= ABOUT THIS TASK =
Copy out every line in the entries below that includes "responder".

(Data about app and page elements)
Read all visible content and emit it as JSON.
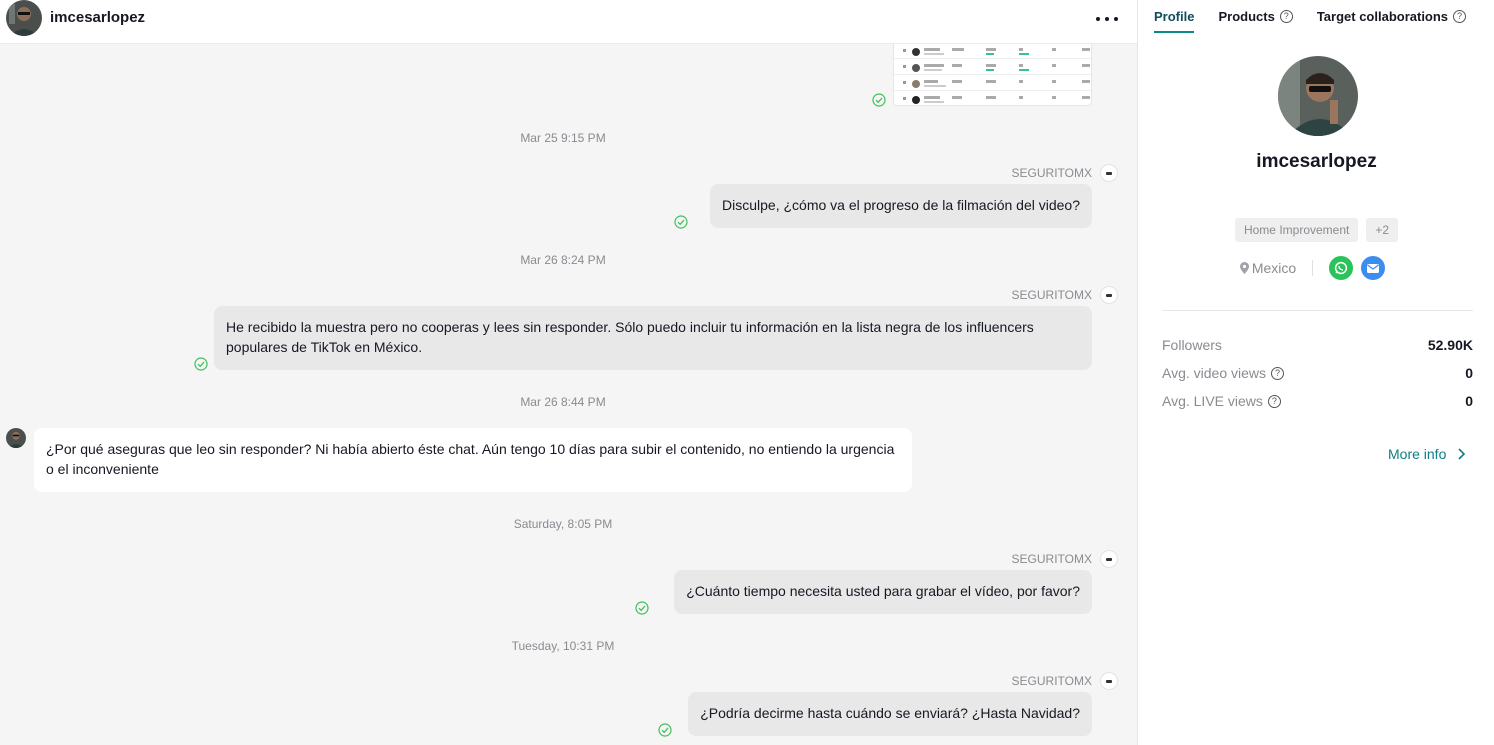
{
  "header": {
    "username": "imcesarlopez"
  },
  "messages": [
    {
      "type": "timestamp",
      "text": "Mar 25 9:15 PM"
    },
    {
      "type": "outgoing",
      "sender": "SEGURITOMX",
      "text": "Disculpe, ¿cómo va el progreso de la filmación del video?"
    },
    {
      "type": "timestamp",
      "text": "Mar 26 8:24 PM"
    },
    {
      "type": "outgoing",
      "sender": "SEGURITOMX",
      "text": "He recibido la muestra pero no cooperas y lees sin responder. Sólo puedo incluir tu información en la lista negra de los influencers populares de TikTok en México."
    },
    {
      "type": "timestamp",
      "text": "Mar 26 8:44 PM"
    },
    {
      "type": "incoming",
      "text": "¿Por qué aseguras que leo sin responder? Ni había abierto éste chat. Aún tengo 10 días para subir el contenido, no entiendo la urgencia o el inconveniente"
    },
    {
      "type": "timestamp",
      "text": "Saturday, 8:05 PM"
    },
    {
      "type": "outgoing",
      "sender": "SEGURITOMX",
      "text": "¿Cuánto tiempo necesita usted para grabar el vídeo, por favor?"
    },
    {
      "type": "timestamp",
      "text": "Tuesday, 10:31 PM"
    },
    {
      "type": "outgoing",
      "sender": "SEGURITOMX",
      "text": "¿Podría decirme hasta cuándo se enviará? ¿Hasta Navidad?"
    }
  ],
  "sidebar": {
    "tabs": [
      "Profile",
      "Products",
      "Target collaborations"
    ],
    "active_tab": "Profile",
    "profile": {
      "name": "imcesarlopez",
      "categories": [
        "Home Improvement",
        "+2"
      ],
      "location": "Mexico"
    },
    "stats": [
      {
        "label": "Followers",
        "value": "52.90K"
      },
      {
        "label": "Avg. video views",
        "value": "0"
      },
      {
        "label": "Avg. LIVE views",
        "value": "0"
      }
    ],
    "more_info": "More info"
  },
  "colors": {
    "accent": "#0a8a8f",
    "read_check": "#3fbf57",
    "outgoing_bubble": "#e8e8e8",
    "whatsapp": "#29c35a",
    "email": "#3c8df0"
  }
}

= RESULT OF THIS EXERCISE =
      "text": "He recibido la muestra pero no cooperas y lees sin responder. Sólo puedo incluir tu información en la lista negra de los influencers populares de TikTok en México."
      "text": "¿Por qué aseguras que leo sin responder? Ni había abierto éste chat. Aún tengo 10 días para subir el contenido, no entiendo la urgencia o el inconveniente"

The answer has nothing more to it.